**Records from a dataset:**
******

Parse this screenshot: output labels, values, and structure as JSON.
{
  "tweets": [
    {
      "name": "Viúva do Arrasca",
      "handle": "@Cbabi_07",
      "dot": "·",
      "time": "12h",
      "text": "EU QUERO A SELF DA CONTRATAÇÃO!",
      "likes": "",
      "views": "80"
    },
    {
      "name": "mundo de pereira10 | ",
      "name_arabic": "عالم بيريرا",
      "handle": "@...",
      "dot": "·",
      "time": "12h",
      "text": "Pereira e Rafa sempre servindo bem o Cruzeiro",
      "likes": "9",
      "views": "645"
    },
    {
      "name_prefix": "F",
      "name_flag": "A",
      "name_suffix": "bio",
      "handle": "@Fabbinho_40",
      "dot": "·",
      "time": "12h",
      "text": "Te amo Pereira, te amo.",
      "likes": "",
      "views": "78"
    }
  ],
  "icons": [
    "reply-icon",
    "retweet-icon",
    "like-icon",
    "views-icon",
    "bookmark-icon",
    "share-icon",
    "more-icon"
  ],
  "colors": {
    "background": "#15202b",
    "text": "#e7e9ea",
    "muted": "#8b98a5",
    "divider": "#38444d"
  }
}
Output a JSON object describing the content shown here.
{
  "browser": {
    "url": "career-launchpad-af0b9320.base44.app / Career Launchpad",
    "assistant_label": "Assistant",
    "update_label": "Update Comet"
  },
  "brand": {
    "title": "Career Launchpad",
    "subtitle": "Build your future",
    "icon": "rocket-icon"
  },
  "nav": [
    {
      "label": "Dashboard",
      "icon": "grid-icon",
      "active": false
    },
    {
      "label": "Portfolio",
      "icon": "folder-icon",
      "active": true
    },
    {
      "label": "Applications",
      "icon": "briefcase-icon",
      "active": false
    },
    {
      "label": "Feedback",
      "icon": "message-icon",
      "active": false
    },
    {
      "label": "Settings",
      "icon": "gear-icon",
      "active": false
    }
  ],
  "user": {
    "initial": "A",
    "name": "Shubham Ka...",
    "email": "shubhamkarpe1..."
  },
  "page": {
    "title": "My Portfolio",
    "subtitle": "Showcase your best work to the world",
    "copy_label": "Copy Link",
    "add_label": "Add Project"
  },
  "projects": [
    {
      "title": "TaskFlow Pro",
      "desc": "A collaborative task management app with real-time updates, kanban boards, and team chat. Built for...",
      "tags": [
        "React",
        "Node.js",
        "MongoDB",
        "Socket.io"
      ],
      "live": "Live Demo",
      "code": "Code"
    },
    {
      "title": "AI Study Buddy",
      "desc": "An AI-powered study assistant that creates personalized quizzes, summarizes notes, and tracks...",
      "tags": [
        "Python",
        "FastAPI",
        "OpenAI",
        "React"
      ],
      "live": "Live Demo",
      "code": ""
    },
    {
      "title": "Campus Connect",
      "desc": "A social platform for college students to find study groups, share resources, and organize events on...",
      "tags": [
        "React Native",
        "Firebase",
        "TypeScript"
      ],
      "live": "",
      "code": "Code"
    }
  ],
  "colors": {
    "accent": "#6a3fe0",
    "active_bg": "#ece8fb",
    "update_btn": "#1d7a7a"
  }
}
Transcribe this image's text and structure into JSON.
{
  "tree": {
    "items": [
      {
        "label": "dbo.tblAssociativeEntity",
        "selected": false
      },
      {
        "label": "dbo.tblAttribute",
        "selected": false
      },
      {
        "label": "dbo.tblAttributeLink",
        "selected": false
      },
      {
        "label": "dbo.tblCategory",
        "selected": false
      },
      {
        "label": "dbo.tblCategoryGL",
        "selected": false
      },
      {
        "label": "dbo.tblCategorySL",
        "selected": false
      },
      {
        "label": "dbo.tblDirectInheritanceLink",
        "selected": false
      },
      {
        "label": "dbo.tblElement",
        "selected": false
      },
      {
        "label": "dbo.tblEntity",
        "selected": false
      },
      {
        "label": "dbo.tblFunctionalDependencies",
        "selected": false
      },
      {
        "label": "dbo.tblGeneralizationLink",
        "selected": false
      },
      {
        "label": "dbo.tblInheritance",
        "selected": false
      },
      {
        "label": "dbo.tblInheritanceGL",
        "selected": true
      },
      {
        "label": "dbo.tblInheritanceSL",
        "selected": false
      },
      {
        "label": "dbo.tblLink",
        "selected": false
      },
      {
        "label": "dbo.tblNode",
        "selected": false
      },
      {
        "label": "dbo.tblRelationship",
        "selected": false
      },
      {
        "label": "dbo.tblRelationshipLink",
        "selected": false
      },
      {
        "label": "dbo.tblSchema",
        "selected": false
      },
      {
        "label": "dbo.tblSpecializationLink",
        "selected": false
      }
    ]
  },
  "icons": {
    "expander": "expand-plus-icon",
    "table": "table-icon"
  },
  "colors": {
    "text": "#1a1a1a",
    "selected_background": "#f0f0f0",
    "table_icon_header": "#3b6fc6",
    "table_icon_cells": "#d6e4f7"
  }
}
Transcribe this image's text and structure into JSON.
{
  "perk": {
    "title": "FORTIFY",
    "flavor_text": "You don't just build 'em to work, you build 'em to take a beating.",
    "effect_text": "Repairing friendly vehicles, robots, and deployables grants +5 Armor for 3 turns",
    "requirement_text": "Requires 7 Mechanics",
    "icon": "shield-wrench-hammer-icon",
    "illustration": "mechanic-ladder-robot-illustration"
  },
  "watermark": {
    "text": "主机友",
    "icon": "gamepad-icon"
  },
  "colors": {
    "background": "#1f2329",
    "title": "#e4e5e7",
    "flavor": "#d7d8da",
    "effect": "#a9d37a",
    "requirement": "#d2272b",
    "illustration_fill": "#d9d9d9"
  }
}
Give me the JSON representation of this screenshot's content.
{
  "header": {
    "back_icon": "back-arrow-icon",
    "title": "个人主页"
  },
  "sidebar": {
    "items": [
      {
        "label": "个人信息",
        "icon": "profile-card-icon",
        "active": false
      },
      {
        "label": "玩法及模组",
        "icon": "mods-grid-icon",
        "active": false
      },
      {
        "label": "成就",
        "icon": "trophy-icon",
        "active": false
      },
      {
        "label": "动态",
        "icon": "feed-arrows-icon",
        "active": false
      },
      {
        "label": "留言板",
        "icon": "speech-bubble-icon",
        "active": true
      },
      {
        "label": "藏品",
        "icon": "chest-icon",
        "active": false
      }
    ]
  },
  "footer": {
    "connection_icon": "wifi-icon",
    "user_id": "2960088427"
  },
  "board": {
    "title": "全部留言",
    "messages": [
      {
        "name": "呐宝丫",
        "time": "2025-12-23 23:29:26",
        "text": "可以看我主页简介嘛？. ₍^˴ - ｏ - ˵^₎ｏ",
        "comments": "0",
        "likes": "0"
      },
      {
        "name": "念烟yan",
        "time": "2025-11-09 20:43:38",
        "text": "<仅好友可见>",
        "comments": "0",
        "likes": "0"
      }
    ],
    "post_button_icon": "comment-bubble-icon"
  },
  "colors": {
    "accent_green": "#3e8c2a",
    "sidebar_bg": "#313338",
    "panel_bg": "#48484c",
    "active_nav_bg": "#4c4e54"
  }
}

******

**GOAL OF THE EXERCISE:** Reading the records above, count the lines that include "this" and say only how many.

**REPLY TO THE TASK:** 4